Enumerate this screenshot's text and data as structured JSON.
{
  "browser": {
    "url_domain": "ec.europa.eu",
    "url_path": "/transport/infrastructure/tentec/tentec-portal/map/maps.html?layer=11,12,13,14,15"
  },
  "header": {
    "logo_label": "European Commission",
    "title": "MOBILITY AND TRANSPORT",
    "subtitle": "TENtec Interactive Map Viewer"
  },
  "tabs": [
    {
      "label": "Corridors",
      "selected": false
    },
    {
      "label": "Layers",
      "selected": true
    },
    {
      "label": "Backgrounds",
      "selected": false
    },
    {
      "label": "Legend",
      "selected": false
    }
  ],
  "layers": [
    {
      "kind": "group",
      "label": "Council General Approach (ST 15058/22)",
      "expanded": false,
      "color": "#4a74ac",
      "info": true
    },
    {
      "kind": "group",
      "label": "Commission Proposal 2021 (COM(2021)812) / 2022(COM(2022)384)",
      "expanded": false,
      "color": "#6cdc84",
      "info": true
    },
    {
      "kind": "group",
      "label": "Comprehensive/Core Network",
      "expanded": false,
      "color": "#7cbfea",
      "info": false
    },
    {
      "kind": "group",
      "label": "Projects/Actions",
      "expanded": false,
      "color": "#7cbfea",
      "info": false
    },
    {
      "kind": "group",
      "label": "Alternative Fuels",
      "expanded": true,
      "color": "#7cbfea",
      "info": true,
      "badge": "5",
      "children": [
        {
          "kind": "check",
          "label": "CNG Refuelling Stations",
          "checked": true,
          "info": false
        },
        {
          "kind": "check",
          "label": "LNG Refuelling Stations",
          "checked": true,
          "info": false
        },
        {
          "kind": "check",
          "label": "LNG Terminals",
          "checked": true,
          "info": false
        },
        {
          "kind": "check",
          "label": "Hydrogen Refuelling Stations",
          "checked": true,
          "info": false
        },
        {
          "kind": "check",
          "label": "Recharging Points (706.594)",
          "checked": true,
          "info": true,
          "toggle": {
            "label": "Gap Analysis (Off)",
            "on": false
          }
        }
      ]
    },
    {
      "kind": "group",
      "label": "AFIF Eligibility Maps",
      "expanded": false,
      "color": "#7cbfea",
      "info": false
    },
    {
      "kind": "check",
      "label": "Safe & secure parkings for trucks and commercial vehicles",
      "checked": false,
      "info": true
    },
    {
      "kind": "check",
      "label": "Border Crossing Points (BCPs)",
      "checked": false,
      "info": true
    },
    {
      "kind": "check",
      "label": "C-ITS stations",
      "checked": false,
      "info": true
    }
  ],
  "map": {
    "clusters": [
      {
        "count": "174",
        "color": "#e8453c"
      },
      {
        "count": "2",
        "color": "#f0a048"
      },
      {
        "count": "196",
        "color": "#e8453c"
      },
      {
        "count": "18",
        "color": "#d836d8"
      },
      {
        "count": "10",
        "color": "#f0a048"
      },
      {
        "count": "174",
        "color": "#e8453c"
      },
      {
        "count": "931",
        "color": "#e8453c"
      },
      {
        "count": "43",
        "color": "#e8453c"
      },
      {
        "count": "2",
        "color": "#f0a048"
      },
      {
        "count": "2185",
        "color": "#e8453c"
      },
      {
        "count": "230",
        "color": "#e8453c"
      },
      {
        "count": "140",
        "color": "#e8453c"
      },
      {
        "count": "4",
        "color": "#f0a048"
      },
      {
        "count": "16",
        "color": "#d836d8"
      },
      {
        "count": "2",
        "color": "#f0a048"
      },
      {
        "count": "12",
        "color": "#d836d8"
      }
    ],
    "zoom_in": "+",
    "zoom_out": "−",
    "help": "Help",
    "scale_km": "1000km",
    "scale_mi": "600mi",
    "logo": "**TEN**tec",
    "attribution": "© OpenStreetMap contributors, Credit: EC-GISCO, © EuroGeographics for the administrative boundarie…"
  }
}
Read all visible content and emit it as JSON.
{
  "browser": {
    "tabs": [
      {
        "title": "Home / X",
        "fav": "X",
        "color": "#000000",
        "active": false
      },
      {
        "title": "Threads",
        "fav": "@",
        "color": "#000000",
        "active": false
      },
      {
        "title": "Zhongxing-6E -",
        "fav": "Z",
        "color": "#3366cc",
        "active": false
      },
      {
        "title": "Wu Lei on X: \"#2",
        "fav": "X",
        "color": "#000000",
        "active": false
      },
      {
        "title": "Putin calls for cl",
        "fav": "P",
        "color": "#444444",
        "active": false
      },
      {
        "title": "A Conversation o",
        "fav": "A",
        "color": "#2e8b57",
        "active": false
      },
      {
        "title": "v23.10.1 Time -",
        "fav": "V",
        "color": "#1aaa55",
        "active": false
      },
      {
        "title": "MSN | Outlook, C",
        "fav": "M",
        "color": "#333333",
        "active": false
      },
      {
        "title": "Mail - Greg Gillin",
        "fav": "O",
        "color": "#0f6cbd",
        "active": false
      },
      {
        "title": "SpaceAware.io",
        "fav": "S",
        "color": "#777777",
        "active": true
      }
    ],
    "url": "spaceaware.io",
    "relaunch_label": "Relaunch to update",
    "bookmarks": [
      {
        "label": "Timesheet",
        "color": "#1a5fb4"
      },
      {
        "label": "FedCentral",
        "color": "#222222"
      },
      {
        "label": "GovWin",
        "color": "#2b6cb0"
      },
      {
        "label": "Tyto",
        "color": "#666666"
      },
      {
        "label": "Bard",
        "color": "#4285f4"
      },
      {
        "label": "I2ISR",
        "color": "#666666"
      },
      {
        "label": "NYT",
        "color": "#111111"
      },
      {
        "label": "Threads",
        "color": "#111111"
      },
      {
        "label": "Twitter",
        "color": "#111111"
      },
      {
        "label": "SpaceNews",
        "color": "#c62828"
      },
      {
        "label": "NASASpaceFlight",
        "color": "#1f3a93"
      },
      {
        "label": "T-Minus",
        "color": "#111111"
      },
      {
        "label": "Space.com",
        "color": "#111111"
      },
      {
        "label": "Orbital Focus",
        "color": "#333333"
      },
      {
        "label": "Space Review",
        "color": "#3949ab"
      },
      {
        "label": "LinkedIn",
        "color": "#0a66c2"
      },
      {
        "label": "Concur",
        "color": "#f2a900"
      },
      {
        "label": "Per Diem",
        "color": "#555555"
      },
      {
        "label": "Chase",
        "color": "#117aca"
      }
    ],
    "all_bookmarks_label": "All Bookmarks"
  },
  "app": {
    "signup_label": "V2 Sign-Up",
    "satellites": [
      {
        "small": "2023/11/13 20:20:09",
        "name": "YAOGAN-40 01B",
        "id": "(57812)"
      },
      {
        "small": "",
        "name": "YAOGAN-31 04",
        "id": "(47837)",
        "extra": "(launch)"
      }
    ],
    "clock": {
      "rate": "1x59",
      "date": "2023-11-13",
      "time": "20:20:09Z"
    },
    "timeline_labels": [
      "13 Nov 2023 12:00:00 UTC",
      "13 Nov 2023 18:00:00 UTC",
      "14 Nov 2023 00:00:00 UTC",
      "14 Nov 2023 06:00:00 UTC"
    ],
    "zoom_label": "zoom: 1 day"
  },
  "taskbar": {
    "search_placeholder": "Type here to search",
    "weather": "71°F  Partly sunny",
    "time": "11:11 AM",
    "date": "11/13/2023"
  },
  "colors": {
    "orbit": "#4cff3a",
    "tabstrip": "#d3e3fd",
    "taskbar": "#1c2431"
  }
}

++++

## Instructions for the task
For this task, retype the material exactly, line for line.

## Solution to this exercise
Enumerate this screenshot's text and data as structured JSON.
{
  "browser": {
    "url_domain": "ec.europa.eu",
    "url_path": "/transport/infrastructure/tentec/tentec-portal/map/maps.html?layer=11,12,13,14,15"
  },
  "header": {
    "logo_label": "European Commission",
    "title": "MOBILITY AND TRANSPORT",
    "subtitle": "TENtec Interactive Map Viewer"
  },
  "tabs": [
    {
      "label": "Corridors",
      "selected": false
    },
    {
      "label": "Layers",
      "selected": true
    },
    {
      "label": "Backgrounds",
      "selected": false
    },
    {
      "label": "Legend",
      "selected": false
    }
  ],
  "layers": [
    {
      "kind": "group",
      "label": "Council General Approach (ST 15058/22)",
      "expanded": false,
      "color": "#4a74ac",
      "info": true
    },
    {
      "kind": "group",
      "label": "Commission Proposal 2021 (COM(2021)812) / 2022(COM(2022)384)",
      "expanded": false,
      "color": "#6cdc84",
      "info": true
    },
    {
      "kind": "group",
      "label": "Comprehensive/Core Network",
      "expanded": false,
      "color": "#7cbfea",
      "info": false
    },
    {
      "kind": "group",
      "label": "Projects/Actions",
      "expanded": false,
      "color": "#7cbfea",
      "info": false
    },
    {
      "kind": "group",
      "label": "Alternative Fuels",
      "expanded": true,
      "color": "#7cbfea",
      "info": true,
      "badge": "5",
      "children": [
        {
          "kind": "check",
          "label": "CNG Refuelling Stations",
          "checked": true,
          "info": false
        },
        {
          "kind": "check",
          "label": "LNG Refuelling Stations",
          "checked": true,
          "info": false
        },
        {
          "kind": "check",
          "label": "LNG Terminals",
          "checked": true,
          "info": false
        },
        {
          "kind": "check",
          "label": "Hydrogen Refuelling Stations",
          "checked": true,
          "info": false
        },
        {
          "kind": "check",
          "label": "Recharging Points (706.594)",
          "checked": true,
          "info": true,
          "toggle": {
            "label": "Gap Analysis (Off)",
            "on": false
          }
        }
      ]
    },
    {
      "kind": "group",
      "label": "AFIF Eligibility Maps",
      "expanded": false,
      "color": "#7cbfea",
      "info": false
    },
    {
      "kind": "check",
      "label": "Safe & secure parkings for trucks and commercial vehicles",
      "checked": false,
      "info": true
    },
    {
      "kind": "check",
      "label": "Border Crossing Points (BCPs)",
      "checked": false,
      "info": true
    },
    {
      "kind": "check",
      "label": "C-ITS stations",
      "checked": false,
      "info": true
    }
  ],
  "map": {
    "clusters": [
      {
        "count": "174",
        "color": "#e8453c"
      },
      {
        "count": "2",
        "color": "#f0a048"
      },
      {
        "count": "196",
        "color": "#e8453c"
      },
      {
        "count": "18",
        "color": "#d836d8"
      },
      {
        "count": "10",
        "color": "#f0a048"
      },
      {
        "count": "174",
        "color": "#e8453c"
      },
      {
        "count": "931",
        "color": "#e8453c"
      },
      {
        "count": "43",
        "color": "#e8453c"
      },
      {
        "count": "2",
        "color": "#f0a048"
      },
      {
        "count": "2185",
        "color": "#e8453c"
      },
      {
        "count": "230",
        "color": "#e8453c"
      },
      {
        "count": "140",
        "color": "#e8453c"
      },
      {
        "count": "4",
        "color": "#f0a048"
      },
      {
        "count": "16",
        "color": "#d836d8"
      },
      {
        "count": "2",
        "color": "#f0a048"
      },
      {
        "count": "12",
        "color": "#d836d8"
      }
    ],
    "zoom_in": "+",
    "zoom_out": "−",
    "help": "Help",
    "scale_km": "1000km",
    "scale_mi": "600mi",
    "logo": "**TEN**tec",
    "attribution": "© OpenStreetMap contributors, Credit: EC-GISCO, © EuroGeographics for the administrative boundarie…"
  }
}
Read all visible content and emit it as JSON.
{
  "browser": {
    "tabs": [
      {
        "title": "Home / X",
        "fav": "X",
        "color": "#000000",
        "active": false
      },
      {
        "title": "Threads",
        "fav": "@",
        "color": "#000000",
        "active": false
      },
      {
        "title": "Zhongxing-6E -",
        "fav": "Z",
        "color": "#3366cc",
        "active": false
      },
      {
        "title": "Wu Lei on X: \"#2",
        "fav": "X",
        "color": "#000000",
        "active": false
      },
      {
        "title": "Putin calls for cl",
        "fav": "P",
        "color": "#444444",
        "active": false
      },
      {
        "title": "A Conversation o",
        "fav": "A",
        "color": "#2e8b57",
        "active": false
      },
      {
        "title": "v23.10.1 Time -",
        "fav": "V",
        "color": "#1aaa55",
        "active": false
      },
      {
        "title": "MSN | Outlook, C",
        "fav": "M",
        "color": "#333333",
        "active": false
      },
      {
        "title": "Mail - Greg Gillin",
        "fav": "O",
        "color": "#0f6cbd",
        "active": false
      },
      {
        "title": "SpaceAware.io",
        "fav": "S",
        "color": "#777777",
        "active": true
      }
    ],
    "url": "spaceaware.io",
    "relaunch_label": "Relaunch to update",
    "bookmarks": [
      {
        "label": "Timesheet",
        "color": "#1a5fb4"
      },
      {
        "label": "FedCentral",
        "color": "#222222"
      },
      {
        "label": "GovWin",
        "color": "#2b6cb0"
      },
      {
        "label": "Tyto",
        "color": "#666666"
      },
      {
        "label": "Bard",
        "color": "#4285f4"
      },
      {
        "label": "I2ISR",
        "color": "#666666"
      },
      {
        "label": "NYT",
        "color": "#111111"
      },
      {
        "label": "Threads",
        "color": "#111111"
      },
      {
        "label": "Twitter",
        "color": "#111111"
      },
      {
        "label": "SpaceNews",
        "color": "#c62828"
      },
      {
        "label": "NASASpaceFlight",
        "color": "#1f3a93"
      },
      {
        "label": "T-Minus",
        "color": "#111111"
      },
      {
        "label": "Space.com",
        "color": "#111111"
      },
      {
        "label": "Orbital Focus",
        "color": "#333333"
      },
      {
        "label": "Space Review",
        "color": "#3949ab"
      },
      {
        "label": "LinkedIn",
        "color": "#0a66c2"
      },
      {
        "label": "Concur",
        "color": "#f2a900"
      },
      {
        "label": "Per Diem",
        "color": "#555555"
      },
      {
        "label": "Chase",
        "color": "#117aca"
      }
    ],
    "all_bookmarks_label": "All Bookmarks"
  },
  "app": {
    "signup_label": "V2 Sign-Up",
    "satellites": [
      {
        "small": "2023/11/13 20:20:09",
        "name": "YAOGAN-40 01B",
        "id": "(57812)"
      },
      {
        "small": "",
        "name": "YAOGAN-31 04",
        "id": "(47837)",
        "extra": "(launch)"
      }
    ],
    "clock": {
      "rate": "1x59",
      "date": "2023-11-13",
      "time": "20:20:09Z"
    },
    "timeline_labels": [
      "13 Nov 2023 12:00:00 UTC",
      "13 Nov 2023 18:00:00 UTC",
      "14 Nov 2023 00:00:00 UTC",
      "14 Nov 2023 06:00:00 UTC"
    ],
    "zoom_label": "zoom: 1 day"
  },
  "taskbar": {
    "search_placeholder": "Type here to search",
    "weather": "71°F  Partly sunny",
    "time": "11:11 AM",
    "date": "11/13/2023"
  },
  "colors": {
    "orbit": "#4cff3a",
    "tabstrip": "#d3e3fd",
    "taskbar": "#1c2431"
  }
}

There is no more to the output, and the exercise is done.